• **Dataset records**
----------

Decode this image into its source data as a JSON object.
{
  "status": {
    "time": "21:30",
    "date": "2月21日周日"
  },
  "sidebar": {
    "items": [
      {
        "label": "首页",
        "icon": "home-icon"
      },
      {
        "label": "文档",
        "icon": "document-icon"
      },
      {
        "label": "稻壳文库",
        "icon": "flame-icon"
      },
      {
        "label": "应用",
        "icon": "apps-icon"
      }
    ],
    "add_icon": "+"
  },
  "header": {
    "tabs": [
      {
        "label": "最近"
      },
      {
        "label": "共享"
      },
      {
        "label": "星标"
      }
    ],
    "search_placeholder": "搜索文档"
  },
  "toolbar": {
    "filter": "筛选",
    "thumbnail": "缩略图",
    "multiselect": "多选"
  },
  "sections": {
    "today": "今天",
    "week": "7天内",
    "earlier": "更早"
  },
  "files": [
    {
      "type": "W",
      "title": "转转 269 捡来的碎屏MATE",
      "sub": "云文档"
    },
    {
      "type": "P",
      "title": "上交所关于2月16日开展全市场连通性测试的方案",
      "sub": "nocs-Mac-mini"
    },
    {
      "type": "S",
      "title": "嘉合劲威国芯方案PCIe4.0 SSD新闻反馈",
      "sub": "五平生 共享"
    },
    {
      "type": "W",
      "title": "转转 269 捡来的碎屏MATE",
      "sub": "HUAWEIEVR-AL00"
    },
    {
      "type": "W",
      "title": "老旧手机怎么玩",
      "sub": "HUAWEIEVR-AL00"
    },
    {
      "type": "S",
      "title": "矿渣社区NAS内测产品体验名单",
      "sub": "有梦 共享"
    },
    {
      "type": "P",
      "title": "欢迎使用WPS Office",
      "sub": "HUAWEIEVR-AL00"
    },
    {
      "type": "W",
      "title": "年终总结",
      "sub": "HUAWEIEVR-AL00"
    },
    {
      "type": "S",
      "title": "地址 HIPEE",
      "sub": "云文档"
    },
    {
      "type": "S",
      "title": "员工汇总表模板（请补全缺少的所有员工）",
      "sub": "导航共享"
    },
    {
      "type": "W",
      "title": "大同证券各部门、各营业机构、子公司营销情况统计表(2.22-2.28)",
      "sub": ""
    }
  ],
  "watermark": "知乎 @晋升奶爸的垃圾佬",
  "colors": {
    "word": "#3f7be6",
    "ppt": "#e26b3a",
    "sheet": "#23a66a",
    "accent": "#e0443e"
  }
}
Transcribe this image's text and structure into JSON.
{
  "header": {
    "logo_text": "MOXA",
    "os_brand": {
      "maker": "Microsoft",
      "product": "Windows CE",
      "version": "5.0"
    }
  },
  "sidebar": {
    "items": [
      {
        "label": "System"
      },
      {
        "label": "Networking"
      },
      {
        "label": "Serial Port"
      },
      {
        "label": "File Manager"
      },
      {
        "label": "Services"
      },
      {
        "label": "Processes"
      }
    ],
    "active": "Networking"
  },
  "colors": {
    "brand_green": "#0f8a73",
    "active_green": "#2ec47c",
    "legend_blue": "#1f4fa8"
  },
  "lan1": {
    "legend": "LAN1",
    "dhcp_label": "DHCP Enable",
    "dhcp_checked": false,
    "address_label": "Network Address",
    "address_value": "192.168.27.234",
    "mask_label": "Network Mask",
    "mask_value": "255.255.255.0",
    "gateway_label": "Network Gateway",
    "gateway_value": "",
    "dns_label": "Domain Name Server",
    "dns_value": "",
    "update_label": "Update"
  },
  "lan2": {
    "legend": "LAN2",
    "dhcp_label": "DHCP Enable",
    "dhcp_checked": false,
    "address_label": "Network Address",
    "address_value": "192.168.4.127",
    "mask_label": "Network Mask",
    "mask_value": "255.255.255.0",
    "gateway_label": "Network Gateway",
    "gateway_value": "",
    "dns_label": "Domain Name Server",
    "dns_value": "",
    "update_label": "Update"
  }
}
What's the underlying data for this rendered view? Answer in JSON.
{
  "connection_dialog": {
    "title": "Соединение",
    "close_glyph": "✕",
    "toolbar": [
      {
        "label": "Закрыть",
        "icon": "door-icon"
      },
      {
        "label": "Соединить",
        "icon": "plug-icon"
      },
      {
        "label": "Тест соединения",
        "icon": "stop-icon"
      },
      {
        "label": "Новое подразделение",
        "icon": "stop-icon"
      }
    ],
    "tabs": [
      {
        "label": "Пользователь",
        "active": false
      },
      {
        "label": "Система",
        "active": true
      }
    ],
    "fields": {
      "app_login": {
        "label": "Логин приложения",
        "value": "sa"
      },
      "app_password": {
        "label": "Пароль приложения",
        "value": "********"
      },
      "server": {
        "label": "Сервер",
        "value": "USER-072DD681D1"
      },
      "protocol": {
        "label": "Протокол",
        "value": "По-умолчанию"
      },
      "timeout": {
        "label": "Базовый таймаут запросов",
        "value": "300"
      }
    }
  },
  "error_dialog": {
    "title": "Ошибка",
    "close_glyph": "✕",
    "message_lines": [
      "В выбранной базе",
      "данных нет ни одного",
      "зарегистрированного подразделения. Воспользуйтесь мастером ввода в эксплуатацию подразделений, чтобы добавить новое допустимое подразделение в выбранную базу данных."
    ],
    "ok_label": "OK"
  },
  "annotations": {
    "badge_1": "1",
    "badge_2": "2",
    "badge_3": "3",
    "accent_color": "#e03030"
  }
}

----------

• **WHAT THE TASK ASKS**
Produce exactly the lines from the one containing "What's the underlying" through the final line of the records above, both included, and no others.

• **THE ANSWER**
What's the underlying data for this rendered view? Answer in JSON.
{
  "connection_dialog": {
    "title": "Соединение",
    "close_glyph": "✕",
    "toolbar": [
      {
        "label": "Закрыть",
        "icon": "door-icon"
      },
      {
        "label": "Соединить",
        "icon": "plug-icon"
      },
      {
        "label": "Тест соединения",
        "icon": "stop-icon"
      },
      {
        "label": "Новое подразделение",
        "icon": "stop-icon"
      }
    ],
    "tabs": [
      {
        "label": "Пользователь",
        "active": false
      },
      {
        "label": "Система",
        "active": true
      }
    ],
    "fields": {
      "app_login": {
        "label": "Логин приложения",
        "value": "sa"
      },
      "app_password": {
        "label": "Пароль приложения",
        "value": "********"
      },
      "server": {
        "label": "Сервер",
        "value": "USER-072DD681D1"
      },
      "protocol": {
        "label": "Протокол",
        "value": "По-умолчанию"
      },
      "timeout": {
        "label": "Базовый таймаут запросов",
        "value": "300"
      }
    }
  },
  "error_dialog": {
    "title": "Ошибка",
    "close_glyph": "✕",
    "message_lines": [
      "В выбранной базе",
      "данных нет ни одного",
      "зарегистрированного подразделения. Воспользуйтесь мастером ввода в эксплуатацию подразделений, чтобы добавить новое допустимое подразделение в выбранную базу данных."
    ],
    "ok_label": "OK"
  },
  "annotations": {
    "badge_1": "1",
    "badge_2": "2",
    "badge_3": "3",
    "accent_color": "#e03030"
  }
}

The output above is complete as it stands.